>>>>>
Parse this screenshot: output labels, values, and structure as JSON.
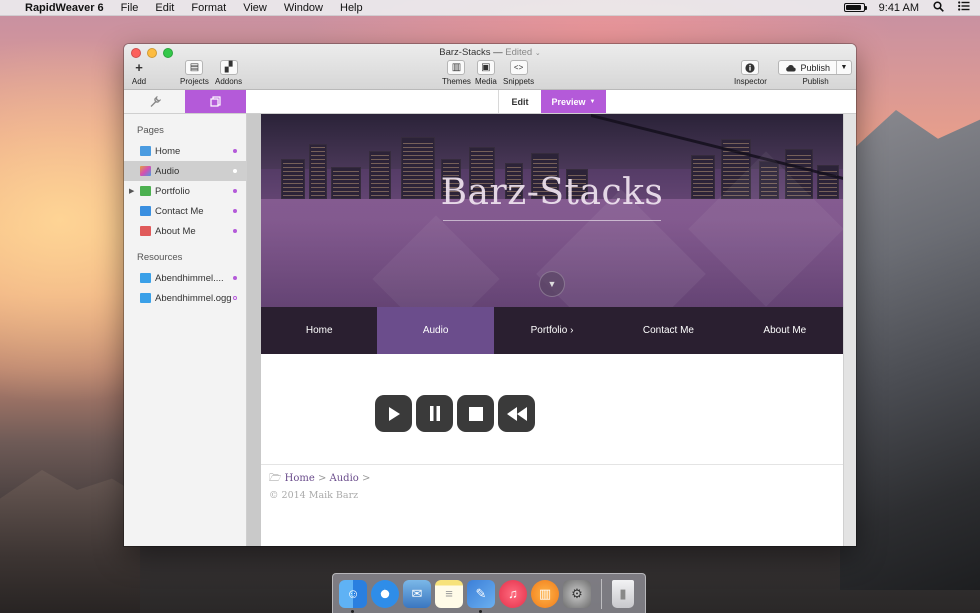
{
  "menubar": {
    "apple": "",
    "app": "RapidWeaver 6",
    "menus": [
      "File",
      "Edit",
      "Format",
      "View",
      "Window",
      "Help"
    ],
    "time": "9:41 AM",
    "battery_level": 0.92
  },
  "window": {
    "title": "Barz-Stacks",
    "title_sep": " — ",
    "title_state": "Edited",
    "toolbar": {
      "add": "Add",
      "projects": "Projects",
      "addons": "Addons",
      "themes": "Themes",
      "media": "Media",
      "snippets": "Snippets",
      "inspector": "Inspector",
      "publish_btn": "Publish",
      "publish_cap": "Publish"
    },
    "tabs": {
      "edit": "Edit",
      "preview": "Preview"
    }
  },
  "sidebar": {
    "pages_header": "Pages",
    "pages": [
      {
        "label": "Home",
        "color": "#4a9be0"
      },
      {
        "label": "Audio",
        "color": "#e0a040"
      },
      {
        "label": "Portfolio",
        "color": "#4cb050"
      },
      {
        "label": "Contact Me",
        "color": "#3a8fe0"
      },
      {
        "label": "About Me",
        "color": "#e05a5a"
      }
    ],
    "resources_header": "Resources",
    "resources": [
      {
        "label": "Abendhimmel...."
      },
      {
        "label": "Abendhimmel.ogg"
      }
    ]
  },
  "site": {
    "title": "Barz-Stacks",
    "nav": [
      "Home",
      "Audio",
      "Portfolio ›",
      "Contact Me",
      "About Me"
    ],
    "nav_active": 1,
    "breadcrumb": {
      "home": "Home",
      "sep": ">",
      "audio": "Audio"
    },
    "copyright": "© 2014 Maik Barz"
  },
  "colors": {
    "accent": "#b45ad9",
    "nav_active": "#6b4d8c",
    "nav_bg": "#2a1f30"
  }
}
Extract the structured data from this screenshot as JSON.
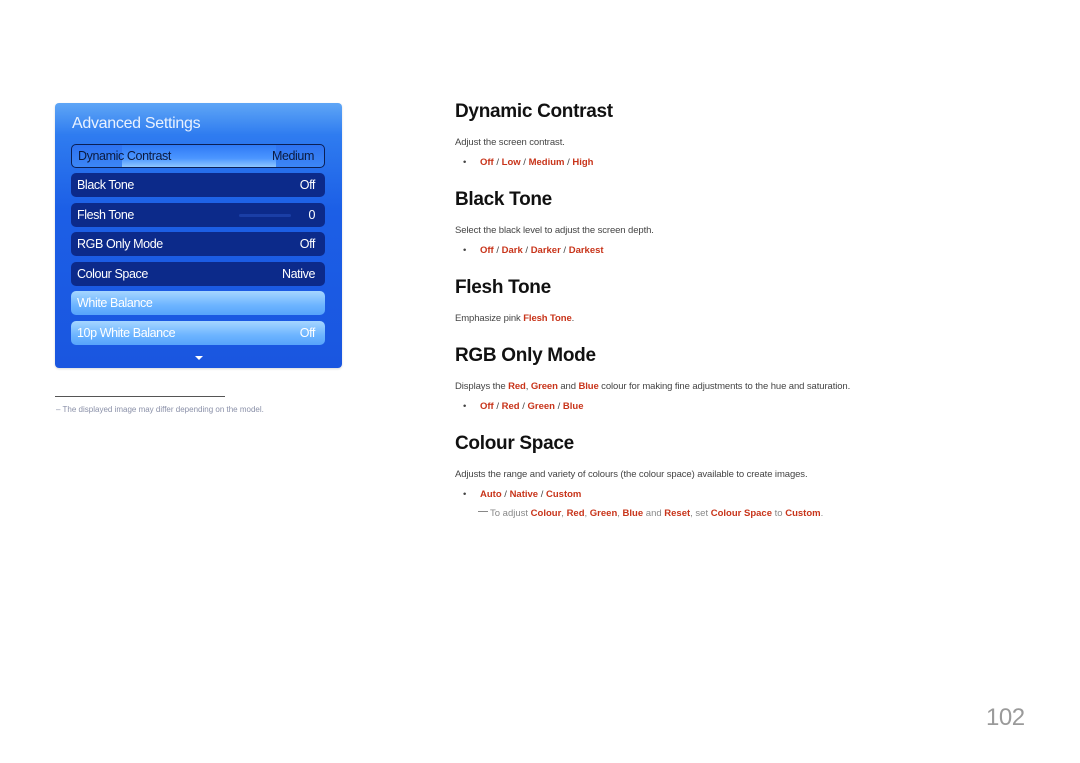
{
  "osd": {
    "title": "Advanced Settings",
    "items": [
      {
        "label": "Dynamic Contrast",
        "value": "Medium",
        "state": "selected"
      },
      {
        "label": "Black Tone",
        "value": "Off",
        "state": "normal"
      },
      {
        "label": "Flesh Tone",
        "value": "0",
        "state": "normal"
      },
      {
        "label": "RGB Only Mode",
        "value": "Off",
        "state": "normal"
      },
      {
        "label": "Colour Space",
        "value": "Native",
        "state": "normal"
      },
      {
        "label": "White Balance",
        "value": "",
        "state": "disabled"
      },
      {
        "label": "10p White Balance",
        "value": "Off",
        "state": "disabled"
      }
    ],
    "more_icon": "chevron-down-icon"
  },
  "footnote": "–  The displayed image may differ depending on the model.",
  "sections": {
    "dynamic_contrast": {
      "title": "Dynamic Contrast",
      "desc": "Adjust the screen contrast.",
      "options": [
        "Off",
        "Low",
        "Medium",
        "High"
      ]
    },
    "black_tone": {
      "title": "Black Tone",
      "desc": "Select the black level to adjust the screen depth.",
      "options": [
        "Off",
        "Dark",
        "Darker",
        "Darkest"
      ]
    },
    "flesh_tone": {
      "title": "Flesh Tone",
      "desc_prefix": "Emphasize pink ",
      "desc_hl": "Flesh Tone",
      "desc_suffix": "."
    },
    "rgb_only_mode": {
      "title": "RGB Only Mode",
      "desc_parts": [
        "Displays the ",
        "Red",
        ", ",
        "Green",
        " and ",
        "Blue",
        " colour for making fine adjustments to the hue and saturation."
      ],
      "options": [
        "Off",
        "Red",
        "Green",
        "Blue"
      ]
    },
    "colour_space": {
      "title": "Colour Space",
      "desc": "Adjusts the range and variety of colours (the colour space) available to create images.",
      "options": [
        "Auto",
        "Native",
        "Custom"
      ],
      "note_parts": [
        "To adjust ",
        "Colour",
        ", ",
        "Red",
        ", ",
        "Green",
        ", ",
        "Blue",
        " and ",
        "Reset",
        ", set ",
        "Colour Space",
        " to ",
        "Custom",
        "."
      ]
    }
  },
  "page_number": "102",
  "colors": {
    "highlight": "#c8341a",
    "osd_blue": "#1c5fe6",
    "osd_dark_row": "#0c2a8a"
  }
}
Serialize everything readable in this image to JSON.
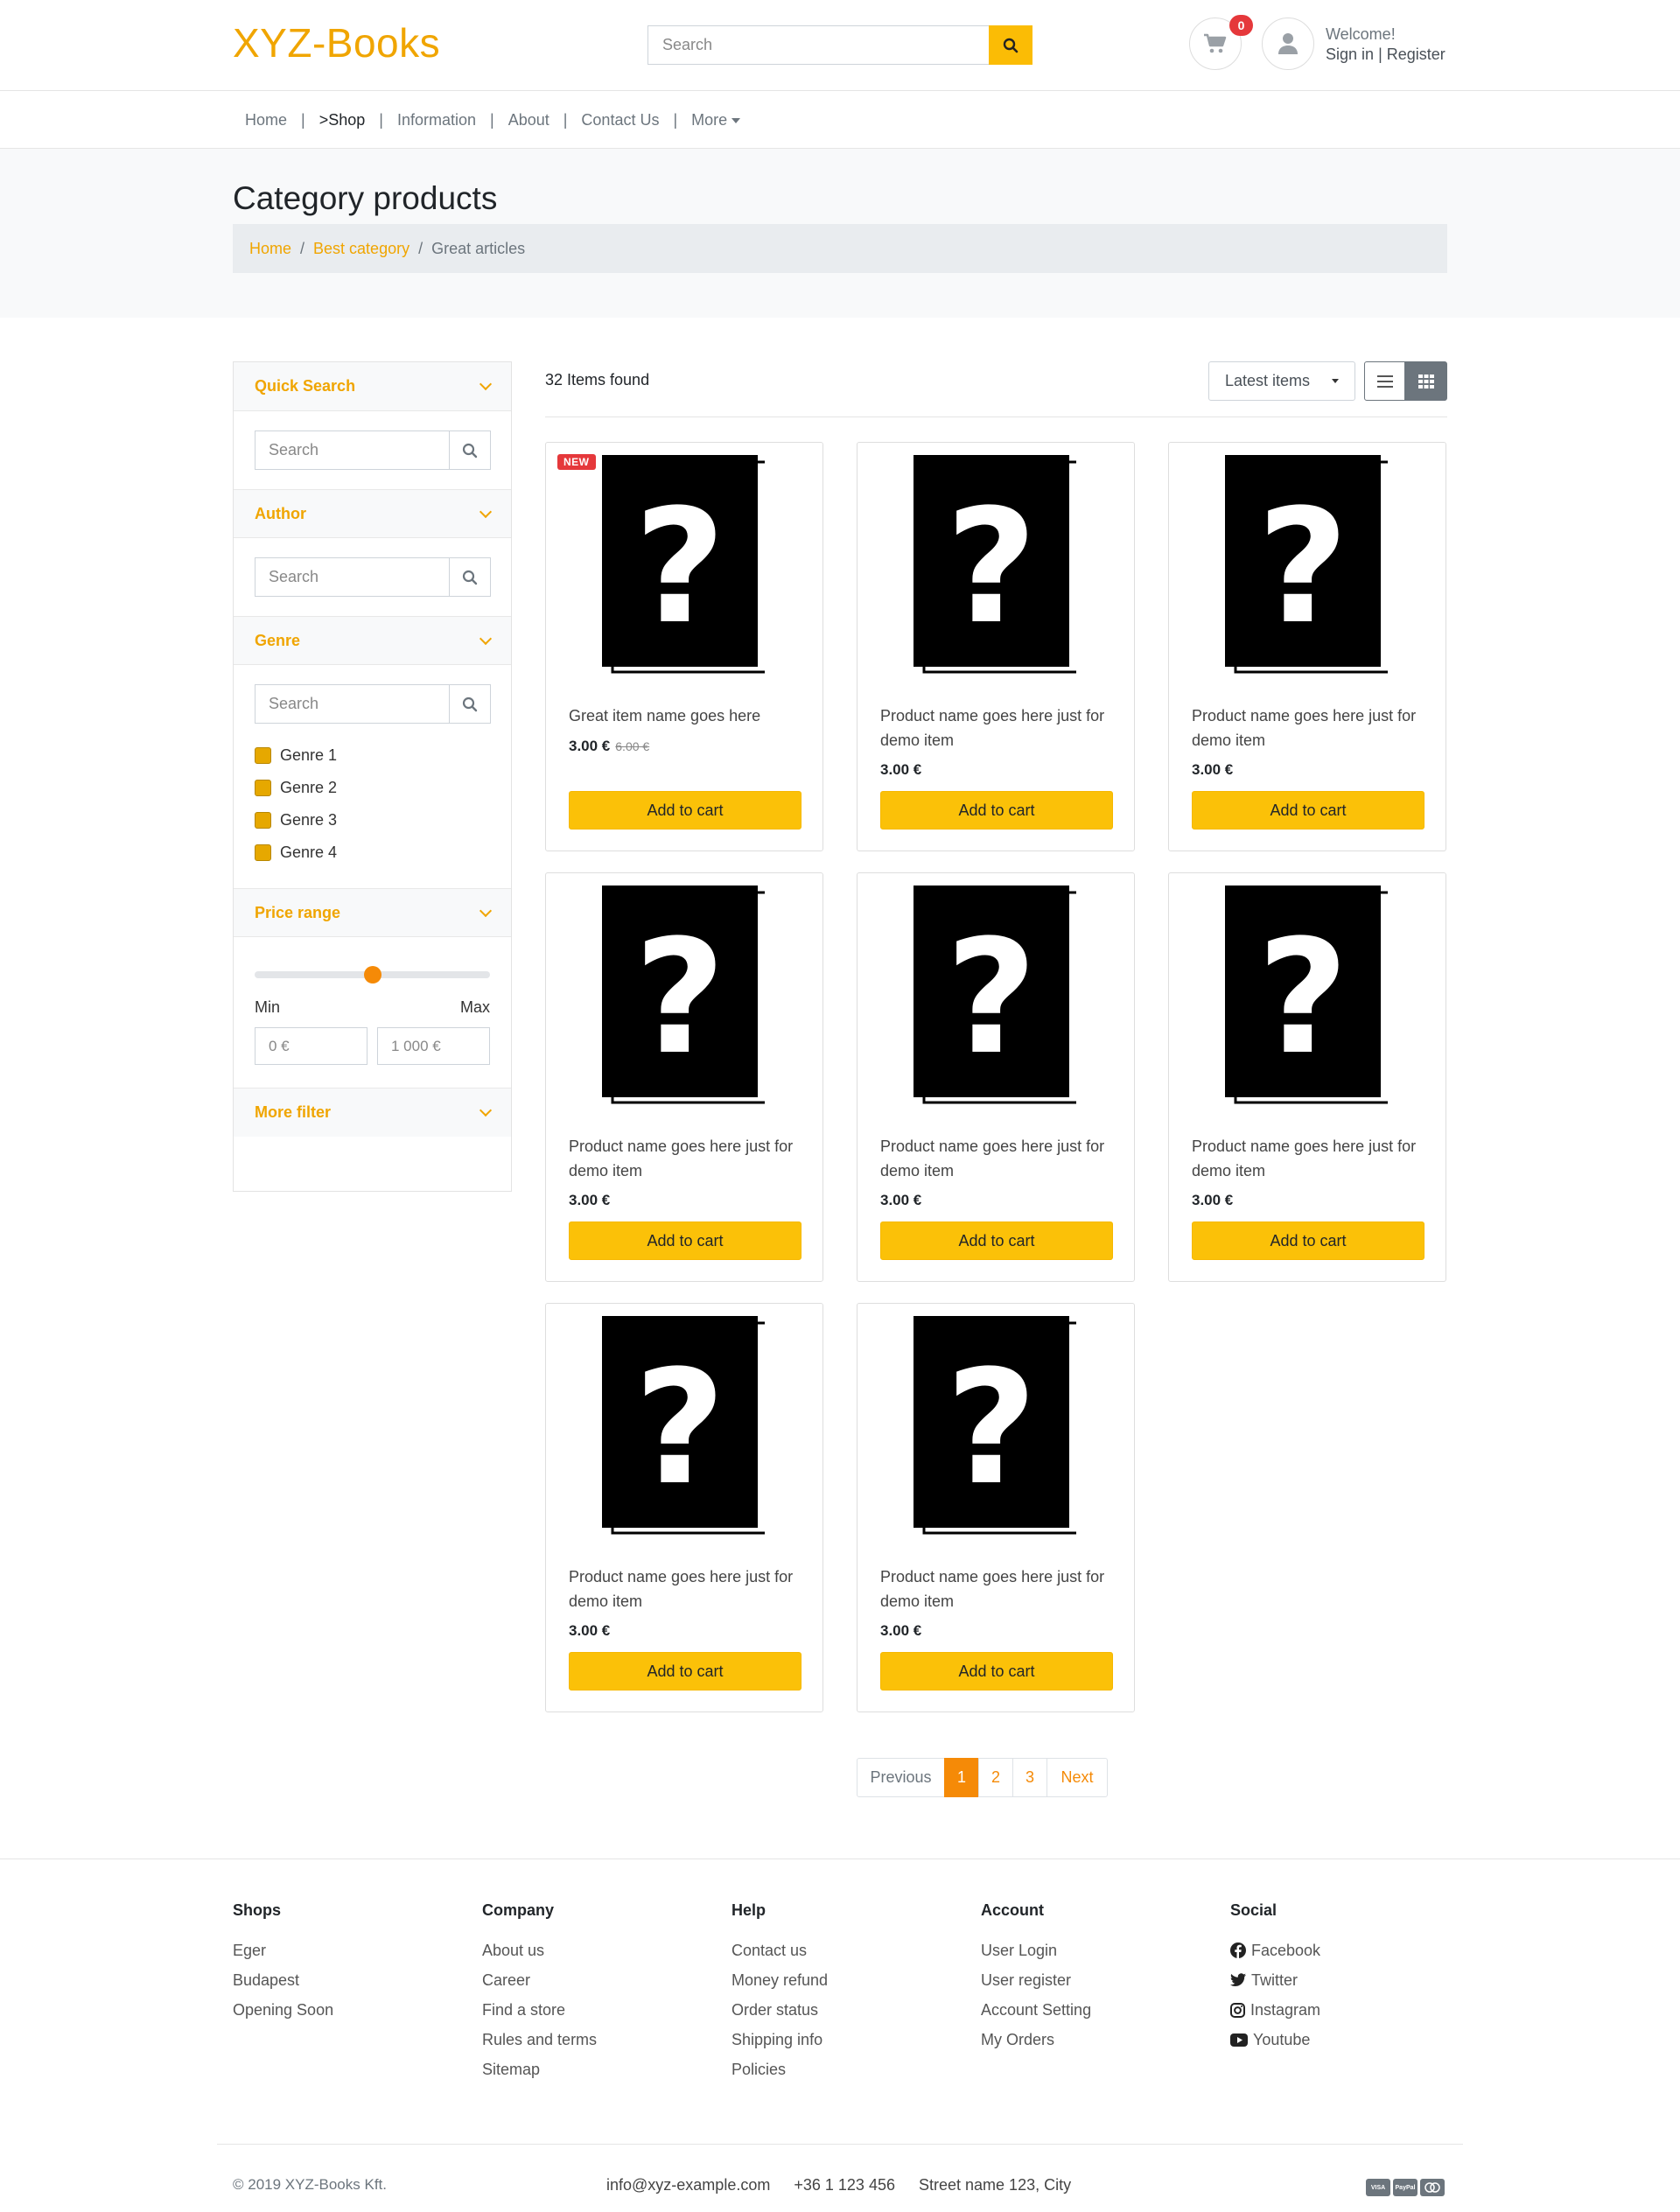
{
  "header": {
    "logo": "XYZ-Books",
    "search_placeholder": "Search",
    "cart_count": "0",
    "welcome": "Welcome!",
    "sign_in": "Sign in",
    "divider": "|",
    "register": "Register"
  },
  "nav": {
    "items": [
      "Home",
      ">Shop",
      "Information",
      "About",
      "Contact Us",
      "More"
    ],
    "separator": "|"
  },
  "page": {
    "title": "Category products",
    "breadcrumb": [
      "Home",
      "Best category",
      "Great articles"
    ],
    "breadcrumb_separator": "/"
  },
  "sidebar": {
    "quick_search": {
      "title": "Quick Search",
      "placeholder": "Search"
    },
    "author": {
      "title": "Author",
      "placeholder": "Search"
    },
    "genre": {
      "title": "Genre",
      "placeholder": "Search",
      "options": [
        "Genre 1",
        "Genre 2",
        "Genre 3",
        "Genre 4"
      ]
    },
    "price_range": {
      "title": "Price range",
      "min_label": "Min",
      "max_label": "Max",
      "min_placeholder": "0 €",
      "max_placeholder": "1 000 €",
      "slider_fraction": 0.5
    },
    "more_filter": {
      "title": "More filter"
    }
  },
  "toolbar": {
    "items_found": "32 Items found",
    "sort_selected": "Latest items"
  },
  "products": [
    {
      "name": "Great item name goes here",
      "price": "3.00 €",
      "old_price": "6.00 €",
      "badge": "NEW",
      "button": "Add to cart"
    },
    {
      "name": "Product name goes here just for demo item",
      "price": "3.00 €",
      "button": "Add to cart"
    },
    {
      "name": "Product name goes here just for demo item",
      "price": "3.00 €",
      "button": "Add to cart"
    },
    {
      "name": "Product name goes here just for demo item",
      "price": "3.00 €",
      "button": "Add to cart"
    },
    {
      "name": "Product name goes here just for demo item",
      "price": "3.00 €",
      "button": "Add to cart"
    },
    {
      "name": "Product name goes here just for demo item",
      "price": "3.00 €",
      "button": "Add to cart"
    },
    {
      "name": "Product name goes here just for demo item",
      "price": "3.00 €",
      "button": "Add to cart"
    },
    {
      "name": "Product name goes here just for demo item",
      "price": "3.00 €",
      "button": "Add to cart"
    }
  ],
  "pagination": {
    "previous": "Previous",
    "pages": [
      "1",
      "2",
      "3"
    ],
    "current": "1",
    "next": "Next"
  },
  "footer": {
    "columns": [
      {
        "title": "Shops",
        "links": [
          "Eger",
          "Budapest",
          "Opening Soon"
        ]
      },
      {
        "title": "Company",
        "links": [
          "About us",
          "Career",
          "Find a store",
          "Rules and terms",
          "Sitemap"
        ]
      },
      {
        "title": "Help",
        "links": [
          "Contact us",
          "Money refund",
          "Order status",
          "Shipping info",
          "Policies"
        ]
      },
      {
        "title": "Account",
        "links": [
          "User Login",
          "User register",
          "Account Setting",
          "My Orders"
        ]
      }
    ],
    "social": {
      "title": "Social",
      "links": [
        {
          "label": "Facebook",
          "icon": "facebook-icon"
        },
        {
          "label": "Twitter",
          "icon": "twitter-icon"
        },
        {
          "label": "Instagram",
          "icon": "instagram-icon"
        },
        {
          "label": "Youtube",
          "icon": "youtube-icon"
        }
      ]
    },
    "copyright": "© 2019 XYZ-Books Kft.",
    "email": "info@xyz-example.com",
    "phone": "+36 1 123 456",
    "address": "Street name 123, City",
    "payment_icons": [
      "VISA",
      "PayPal",
      "MC"
    ]
  },
  "colors": {
    "accent": "#f0a500",
    "button": "#fbc108",
    "active_page": "#f58a07",
    "badge": "#e5383b"
  }
}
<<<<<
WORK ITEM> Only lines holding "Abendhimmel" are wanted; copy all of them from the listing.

ANSWER TO THIS TASK>
        "label": "Abendhimmel...."
        "label": "Abendhimmel.ogg"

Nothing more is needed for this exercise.